  • Squeezing margins and pitting vendors against each other leads to a commoditized, non-strategic engagement
  • No clear outcomes means no clear measure of success—which means you can’t optimize your recruiting strategy

When recruiting agencies fail to perform under these conditions, the typical solution is to hire another agency. So the vicious cycle continues. 

Commoditizing your recruiting agencies exposes you to serious risk. Namely, lost revenue as high-value, mission-critical roles remain unfilled.

The alternative: a true recruiting partnership

Thankfully, there’s a better way to engage recruiting agencies: a true partnership. While this approach is slightly more costly (think 25%+ per placement) and only works with a small number of strategically chosen vendors, it’s more effective in the long run.

Clear, strategic value

Often recruiting agencies are seen as competing with your internal recruiting team. For strategic partners, however, this isn’t the case.

For example, your internal recruiting team may not be positioned to find and place highly technical, expert automotive engineers. Perhaps you especially need electrical or autonomous engineers, but your internal recruiters have no experience in that area.

In that situation, it’s a good idea to find a recruiting partner who can place those specific positions, but doesn’t step on your internal recruiters. When you clearly define value for every party, everyone can stay in their lanes and see success.

Actively market the roles

True recruiting partners don’t just read job descriptions, run a quick search in their ATS, and move on. Instead, they’ll find out everything they can about the role and what it takes for someone to be successful in it. 

Then, armed with that information, they’ll go out and actively market and sell the role. This process also includes selling the company, manager, culture, growth opportunities, and alignment with the candidate’s values and priorities—leading to more callbacks and faster placements.

Open, honest communication

I often tell potential clients here at Brightwing: if a recruiting partnership isn’t going to work, we’ll tell you. 

Partly because we don’t believe in lying to prospects. But also because if we’re not a good fit, it’s a waste of everyone’s time and resources. 

So when we start an engagement, we ask a ton of questions to get everyone’s expectations out into the open. We learn about their needs. And we only engage where we know we can provide value—not just short-term, but over the long haul.

Slow down to speed up

There are no hacks to recruiting highly skilled, in-demand specialists. Especially in engineering, finance, and operations. 

For most of our recruiters, it takes years to reach the point where they can place talent fast. They spend that time: 
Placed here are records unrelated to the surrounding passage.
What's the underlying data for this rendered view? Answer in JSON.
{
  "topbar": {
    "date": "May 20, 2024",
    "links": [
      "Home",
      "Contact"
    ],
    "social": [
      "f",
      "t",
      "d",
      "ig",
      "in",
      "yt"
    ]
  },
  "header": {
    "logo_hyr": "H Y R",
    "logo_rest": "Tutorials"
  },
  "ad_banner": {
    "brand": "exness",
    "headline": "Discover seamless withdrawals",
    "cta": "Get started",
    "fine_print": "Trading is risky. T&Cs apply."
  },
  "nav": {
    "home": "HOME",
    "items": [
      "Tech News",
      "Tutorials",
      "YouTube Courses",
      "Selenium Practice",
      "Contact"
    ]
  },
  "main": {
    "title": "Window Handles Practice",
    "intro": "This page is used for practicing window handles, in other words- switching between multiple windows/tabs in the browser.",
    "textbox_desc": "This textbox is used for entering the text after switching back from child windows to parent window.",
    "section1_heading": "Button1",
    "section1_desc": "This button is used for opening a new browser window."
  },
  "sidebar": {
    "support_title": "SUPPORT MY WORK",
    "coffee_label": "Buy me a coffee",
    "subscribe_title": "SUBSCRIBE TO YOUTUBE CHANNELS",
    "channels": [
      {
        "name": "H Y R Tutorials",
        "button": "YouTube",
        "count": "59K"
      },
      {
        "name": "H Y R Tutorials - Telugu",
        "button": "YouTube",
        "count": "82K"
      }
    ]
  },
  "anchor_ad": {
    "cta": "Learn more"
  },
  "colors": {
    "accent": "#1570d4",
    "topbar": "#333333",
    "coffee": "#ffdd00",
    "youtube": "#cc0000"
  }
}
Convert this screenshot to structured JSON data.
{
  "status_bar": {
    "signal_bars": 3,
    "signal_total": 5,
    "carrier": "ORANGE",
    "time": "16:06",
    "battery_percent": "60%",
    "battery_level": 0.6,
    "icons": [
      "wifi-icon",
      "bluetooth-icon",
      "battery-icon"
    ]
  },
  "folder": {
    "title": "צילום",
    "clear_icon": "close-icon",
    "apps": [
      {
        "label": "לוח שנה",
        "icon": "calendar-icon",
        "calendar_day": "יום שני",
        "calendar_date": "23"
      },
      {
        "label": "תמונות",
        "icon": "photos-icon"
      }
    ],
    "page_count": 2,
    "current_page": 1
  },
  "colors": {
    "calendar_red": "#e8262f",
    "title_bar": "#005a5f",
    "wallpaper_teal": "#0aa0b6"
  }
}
  • Learning the industry
  • Learning about specific skill sets
  • Learning how to screen candidates for those skill sets
  • Learning about specific candidates and their needs and wants
  • Learning about open positions and finding alignment with their networks
  • Building relevant talent pipelines and referral networks

In some cases, recruiters will talk to a candidate for 5+ years before finding a job for them. 

During that time, they’re proactively building the relationship and offering as much support, guidance, and value as they can. So when those candidates are looking for a new job, who do you think they call first? 

This degree of loyalty isn’t something you’ll find with an agency that charges 15%. It takes time and resources to build these relationships. But the value and ROI is well worth a higher upfront price.

Final thoughts on building a recruiting partnership

Life’s too short not to maximize your recruiting partners’ value. And you can’t do that when you’re constantly commoditizing them. Instead, adopt a clear recruiting strategy, and only engage those vendors that add strategic value. 

Sure, it may cost slightly more in the short-term. But not only will you save time placing candidates, you’ll build a relationship that will continue delivering value—often in ways you don’t expect. 

At Brightwing, we’re looking to build strategic partnerships for the long haul. If you’re interested in how we can help, let’s get started today.

let’s talk